Dataset entries

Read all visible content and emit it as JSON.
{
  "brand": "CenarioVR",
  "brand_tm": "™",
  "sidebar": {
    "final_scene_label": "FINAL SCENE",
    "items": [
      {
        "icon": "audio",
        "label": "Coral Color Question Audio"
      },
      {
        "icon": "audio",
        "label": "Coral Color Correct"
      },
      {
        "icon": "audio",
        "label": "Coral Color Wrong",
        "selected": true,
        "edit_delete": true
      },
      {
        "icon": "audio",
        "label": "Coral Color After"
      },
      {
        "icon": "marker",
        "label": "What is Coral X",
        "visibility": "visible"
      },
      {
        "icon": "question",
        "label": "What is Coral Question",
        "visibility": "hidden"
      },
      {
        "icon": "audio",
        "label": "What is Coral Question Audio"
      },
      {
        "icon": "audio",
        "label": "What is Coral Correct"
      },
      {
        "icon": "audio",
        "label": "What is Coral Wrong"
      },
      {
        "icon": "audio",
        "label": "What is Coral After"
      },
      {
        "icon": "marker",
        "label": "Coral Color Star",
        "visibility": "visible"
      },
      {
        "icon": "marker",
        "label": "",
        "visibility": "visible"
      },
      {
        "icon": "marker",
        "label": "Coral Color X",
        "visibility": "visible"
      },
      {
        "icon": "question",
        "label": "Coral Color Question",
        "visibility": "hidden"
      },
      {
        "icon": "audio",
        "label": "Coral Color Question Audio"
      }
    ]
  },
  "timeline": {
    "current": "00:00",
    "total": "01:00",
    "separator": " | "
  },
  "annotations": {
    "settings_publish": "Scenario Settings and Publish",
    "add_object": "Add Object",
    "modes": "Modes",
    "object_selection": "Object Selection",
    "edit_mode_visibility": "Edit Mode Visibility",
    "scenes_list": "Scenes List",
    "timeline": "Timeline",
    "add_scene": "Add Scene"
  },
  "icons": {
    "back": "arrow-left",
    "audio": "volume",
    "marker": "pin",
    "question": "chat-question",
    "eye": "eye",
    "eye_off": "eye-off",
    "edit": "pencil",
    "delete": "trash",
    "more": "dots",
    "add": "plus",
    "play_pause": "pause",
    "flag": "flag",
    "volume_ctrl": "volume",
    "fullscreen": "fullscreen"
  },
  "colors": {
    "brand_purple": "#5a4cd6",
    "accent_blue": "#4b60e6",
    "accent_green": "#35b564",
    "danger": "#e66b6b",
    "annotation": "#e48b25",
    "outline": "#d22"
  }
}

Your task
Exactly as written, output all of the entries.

Response for this exercise
Read all visible content and emit it as JSON.
{
  "brand": "CenarioVR",
  "brand_tm": "™",
  "sidebar": {
    "final_scene_label": "FINAL SCENE",
    "items": [
      {
        "icon": "audio",
        "label": "Coral Color Question Audio"
      },
      {
        "icon": "audio",
        "label": "Coral Color Correct"
      },
      {
        "icon": "audio",
        "label": "Coral Color Wrong",
        "selected": true,
        "edit_delete": true
      },
      {
        "icon": "audio",
        "label": "Coral Color After"
      },
      {
        "icon": "marker",
        "label": "What is Coral X",
        "visibility": "visible"
      },
      {
        "icon": "question",
        "label": "What is Coral Question",
        "visibility": "hidden"
      },
      {
        "icon": "audio",
        "label": "What is Coral Question Audio"
      },
      {
        "icon": "audio",
        "label": "What is Coral Correct"
      },
      {
        "icon": "audio",
        "label": "What is Coral Wrong"
      },
      {
        "icon": "audio",
        "label": "What is Coral After"
      },
      {
        "icon": "marker",
        "label": "Coral Color Star",
        "visibility": "visible"
      },
      {
        "icon": "marker",
        "label": "",
        "visibility": "visible"
      },
      {
        "icon": "marker",
        "label": "Coral Color X",
        "visibility": "visible"
      },
      {
        "icon": "question",
        "label": "Coral Color Question",
        "visibility": "hidden"
      },
      {
        "icon": "audio",
        "label": "Coral Color Question Audio"
      }
    ]
  },
  "timeline": {
    "current": "00:00",
    "total": "01:00",
    "separator": " | "
  },
  "annotations": {
    "settings_publish": "Scenario Settings and Publish",
    "add_object": "Add Object",
    "modes": "Modes",
    "object_selection": "Object Selection",
    "edit_mode_visibility": "Edit Mode Visibility",
    "scenes_list": "Scenes List",
    "timeline": "Timeline",
    "add_scene": "Add Scene"
  },
  "icons": {
    "back": "arrow-left",
    "audio": "volume",
    "marker": "pin",
    "question": "chat-question",
    "eye": "eye",
    "eye_off": "eye-off",
    "edit": "pencil",
    "delete": "trash",
    "more": "dots",
    "add": "plus",
    "play_pause": "pause",
    "flag": "flag",
    "volume_ctrl": "volume",
    "fullscreen": "fullscreen"
  },
  "colors": {
    "brand_purple": "#5a4cd6",
    "accent_blue": "#4b60e6",
    "accent_green": "#35b564",
    "danger": "#e66b6b",
    "annotation": "#e48b25",
    "outline": "#d22"
  }
}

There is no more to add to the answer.